30 Years West: Sandra Enterline and Valerie Mitchell
Sandra Enterline and Valerie Mitchell graduated from the Rhode Island School of Design from the light metal program and drove west together. Sandra moved to San Francisco and Valerie moved to Los Angeles. That was 1984, thirty years ago. They have shown together and apart, shared many holidays together in Mendocino and Valerie's High Desert retreat. Their creative paths and ideas have crossed many times. Join us in honoring their three decades spent on the West Coast in 2014.
"My current work is based on the fascination with light when seen through hundreds of tiny perforations. The pieces are minimal in form and resonate in both the natural and machined worlds.

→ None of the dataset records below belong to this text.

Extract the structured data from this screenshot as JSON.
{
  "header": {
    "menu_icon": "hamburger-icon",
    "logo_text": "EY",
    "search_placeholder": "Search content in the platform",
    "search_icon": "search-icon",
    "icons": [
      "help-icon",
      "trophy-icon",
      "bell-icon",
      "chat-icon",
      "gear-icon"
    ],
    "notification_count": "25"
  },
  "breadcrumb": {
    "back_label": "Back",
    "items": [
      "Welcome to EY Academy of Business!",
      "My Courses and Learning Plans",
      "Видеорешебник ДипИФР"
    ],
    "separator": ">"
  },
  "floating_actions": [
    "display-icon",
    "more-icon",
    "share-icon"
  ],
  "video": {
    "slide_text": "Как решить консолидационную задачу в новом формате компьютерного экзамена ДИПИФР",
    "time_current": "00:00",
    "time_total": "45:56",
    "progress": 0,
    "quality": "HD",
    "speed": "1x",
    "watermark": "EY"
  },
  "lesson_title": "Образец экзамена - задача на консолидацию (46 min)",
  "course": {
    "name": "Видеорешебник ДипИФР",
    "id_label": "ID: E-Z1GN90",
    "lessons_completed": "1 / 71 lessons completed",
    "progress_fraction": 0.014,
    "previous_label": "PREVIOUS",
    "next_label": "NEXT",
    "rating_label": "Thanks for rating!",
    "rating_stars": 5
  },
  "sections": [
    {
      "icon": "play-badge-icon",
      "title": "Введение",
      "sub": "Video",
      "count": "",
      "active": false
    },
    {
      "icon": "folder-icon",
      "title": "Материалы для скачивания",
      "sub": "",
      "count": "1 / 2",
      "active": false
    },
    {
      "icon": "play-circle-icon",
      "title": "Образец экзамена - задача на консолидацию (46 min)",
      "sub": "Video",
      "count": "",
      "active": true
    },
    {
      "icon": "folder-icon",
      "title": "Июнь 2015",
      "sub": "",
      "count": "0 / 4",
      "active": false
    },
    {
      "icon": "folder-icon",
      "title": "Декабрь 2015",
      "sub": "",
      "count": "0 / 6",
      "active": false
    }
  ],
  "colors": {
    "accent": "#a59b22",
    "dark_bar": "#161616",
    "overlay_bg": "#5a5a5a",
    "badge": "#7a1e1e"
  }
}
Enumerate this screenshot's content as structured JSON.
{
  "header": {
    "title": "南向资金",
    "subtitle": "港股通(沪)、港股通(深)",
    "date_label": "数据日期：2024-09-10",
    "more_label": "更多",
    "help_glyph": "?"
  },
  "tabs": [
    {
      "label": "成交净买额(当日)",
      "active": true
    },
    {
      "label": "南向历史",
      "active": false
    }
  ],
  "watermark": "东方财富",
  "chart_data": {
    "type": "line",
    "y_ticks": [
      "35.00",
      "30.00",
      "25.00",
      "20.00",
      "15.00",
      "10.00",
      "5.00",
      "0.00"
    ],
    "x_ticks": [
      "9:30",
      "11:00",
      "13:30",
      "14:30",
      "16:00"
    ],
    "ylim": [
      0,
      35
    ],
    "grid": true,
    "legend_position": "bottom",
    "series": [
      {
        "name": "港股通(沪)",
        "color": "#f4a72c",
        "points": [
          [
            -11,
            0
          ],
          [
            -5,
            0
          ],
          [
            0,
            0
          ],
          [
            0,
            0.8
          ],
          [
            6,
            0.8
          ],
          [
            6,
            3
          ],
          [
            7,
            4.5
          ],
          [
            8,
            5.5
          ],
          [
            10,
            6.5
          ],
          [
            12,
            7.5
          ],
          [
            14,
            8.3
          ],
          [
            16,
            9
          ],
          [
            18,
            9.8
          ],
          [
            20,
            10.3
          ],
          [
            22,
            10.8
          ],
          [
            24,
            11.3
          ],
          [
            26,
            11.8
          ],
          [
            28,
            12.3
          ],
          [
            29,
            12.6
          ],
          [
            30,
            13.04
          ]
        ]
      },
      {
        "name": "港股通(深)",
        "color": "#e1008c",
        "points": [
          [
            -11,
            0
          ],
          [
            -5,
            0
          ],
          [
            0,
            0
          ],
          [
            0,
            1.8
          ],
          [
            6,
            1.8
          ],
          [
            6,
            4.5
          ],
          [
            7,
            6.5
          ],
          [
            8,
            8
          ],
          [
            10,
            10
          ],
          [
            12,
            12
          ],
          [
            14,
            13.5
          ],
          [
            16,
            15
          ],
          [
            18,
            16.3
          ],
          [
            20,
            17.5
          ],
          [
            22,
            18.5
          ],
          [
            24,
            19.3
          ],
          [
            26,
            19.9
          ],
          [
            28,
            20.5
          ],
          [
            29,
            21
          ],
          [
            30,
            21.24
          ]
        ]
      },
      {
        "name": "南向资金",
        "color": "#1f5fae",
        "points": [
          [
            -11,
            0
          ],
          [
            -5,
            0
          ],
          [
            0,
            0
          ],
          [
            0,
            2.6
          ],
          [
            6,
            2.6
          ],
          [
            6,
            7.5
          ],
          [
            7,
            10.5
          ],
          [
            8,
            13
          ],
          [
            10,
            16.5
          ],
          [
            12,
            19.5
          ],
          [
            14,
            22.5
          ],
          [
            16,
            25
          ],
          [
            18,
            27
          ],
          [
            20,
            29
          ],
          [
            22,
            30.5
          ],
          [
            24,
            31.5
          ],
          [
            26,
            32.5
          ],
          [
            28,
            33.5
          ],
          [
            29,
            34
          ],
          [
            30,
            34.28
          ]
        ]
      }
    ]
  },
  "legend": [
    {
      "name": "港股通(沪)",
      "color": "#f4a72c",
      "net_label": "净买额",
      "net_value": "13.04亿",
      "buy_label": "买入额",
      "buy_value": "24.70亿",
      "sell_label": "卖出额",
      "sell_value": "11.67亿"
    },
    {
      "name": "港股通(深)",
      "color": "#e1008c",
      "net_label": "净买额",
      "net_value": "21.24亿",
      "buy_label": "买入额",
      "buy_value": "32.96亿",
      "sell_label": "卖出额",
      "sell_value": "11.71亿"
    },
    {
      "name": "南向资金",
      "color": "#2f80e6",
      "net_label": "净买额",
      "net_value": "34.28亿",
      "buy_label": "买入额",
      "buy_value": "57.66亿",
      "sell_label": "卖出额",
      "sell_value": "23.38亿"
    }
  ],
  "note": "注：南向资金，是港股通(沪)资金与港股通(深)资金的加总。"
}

There is a powerful interplay between the interior and exterior of the pieces. The interior is concealed by the form, and revealed by the perforations. This is amplified by light moving through them only at certain moments as the wearer moves through the space. My interest is in the seduction, power, and purity of valuable materials, including my newest work incorporating diamond slices. I make strong, simple, sculptural objects that are complex and layered, the subtlety discovered over time. "
--Sandra Enterline, 2014
"This body of one of a kind jewelry engages two current themes with limited edition work, in silver, gold, brass, copper, enamel and raw stones.
The Juxtaposed series brings unrelated elements together, items that could be opposites, falling together naturally and creating a new balance. For example, the way unlikely things are blown (drawn) together in windstorms, creating a unique form of contrast in which light/dark, hot/cold or rough/smooth conjure physical and intellectual response.
My work has examined the form of organic structure for many years through various materials. I am interested in the origin of form, what structure is underneath and the universality of these biomorphic forms.
Use of vitreous enamel brings color and texture into the work. Joie de Vrie necklace combines this with fine silver and copper, evoking a plant blossoming to express a feeling of life. While many of my forms are large, care is given to wear and how items are joined to move with the body.
My newest series uses positive and negative spatial relationships that occur in nature. Kiln fired vitreous enamels on fine silver or copper are set to express their dimensionality, some with integrating elements juxtaposed. Creating a sense of containment, holding or wrapping, while metaphorically it is only space being held."
--Valerie Mitchell, 2014